We tell our customers to remove those washers before installing the silencer. Sometimes the muzzle threads were not properly cut at the factory and the customer isn’t aware of it. This can be checked with a long piece of drill rod a couple thousandths of an inch under your bore diameter. The rod needs to be perfectly straight with a sliding fit in the bore, with no wiggle room. If the rod touches the baffles, the bore of your silencer is not concentric with your rifle bore. We see this most with entry-level AR rifles and amateur gunsmiths. To improve customer satisfaction, we offer in-house muzzle threading for $100. If we do it for you, you know it will be right. Another thing that can cause baffle strikes is cross-threading or physically bending the end of the barrel or silencer itself. Bending is really hard to do with a titanium silencer like the Banish line, but not uncommon with aluminum silencers. A hard fall in the field could do it.
ASJ As of December 23, 2021, the ATF reinstated online filing of Form 4 applications for silencers. How is this going to affect the market?
BM If you think it’s big now, you haven’t seen anything yet. We were directly involved with the development and beta testing of the electronic filing system at the start. We had high hopes for it when it was first launched in 2014. Unfortunately, there were so many attempts to file Form 4 applications that the system crashed! With the new system finally online, the ATF will no longer need to hand-enter the information from applications into their computers. Initially, the only difference our customers will notice is that they will need to log into the ATF website to create a user account and get a unique pin number to identify themselves to the ATF throughout the application process. Naturally, we’ll walk customers through the ATF website on the phone if they need our help. On the back end, customers should see greatly reduced wait times for approvals. If the past is any indication of the future, the online applications will get processed faster right away. Then we’ll see a reduction in the time needed to process old-fashioned paper applications. As more and more applications are submitted digitally, it will surely reduce the volume of paper applications. It takes less time for the ATF staff to work through a small pile of paper applications than a big pile.
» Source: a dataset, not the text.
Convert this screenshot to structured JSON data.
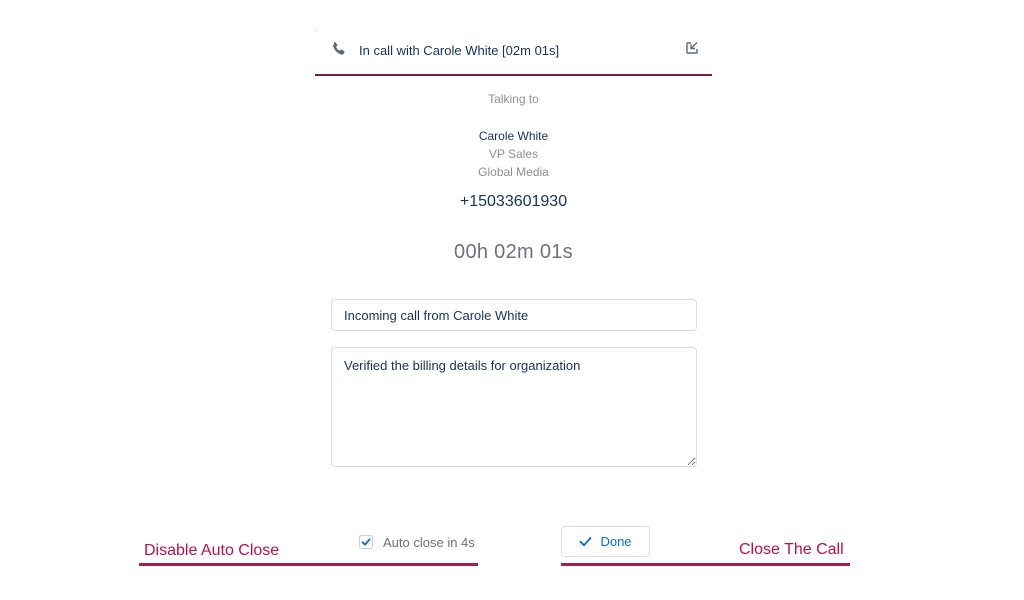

Reducing the ATF processing time was the one thing our customers wanted most, but it was something I had no direct control over. I could only influence the solution to this problem indirectly, mostly through lobbying Congress and advocating for increased funding for ATF to hire staff and reimplement the Form 4 e-filing system. After years of struggle, it seems like we’ve finally got over the last hurdle. Reducing the wait time is going to energize a lot of people to get their first silencer. Lots of people aren’t inclined to defray the enjoyment of their purchases for six months to a year and there are definitely some trust issues to address when someone else has your money and your silencer and all you’re left with is hopes for a good outcome. With my company South Dakota Silencer, then Dakota Silencer, and now Silencer Central, I strove to be forthright and transparent in our dealings with customers, and the ATF too, and it paid off. I earned their trust with years of work and it remains our most valuable company asset.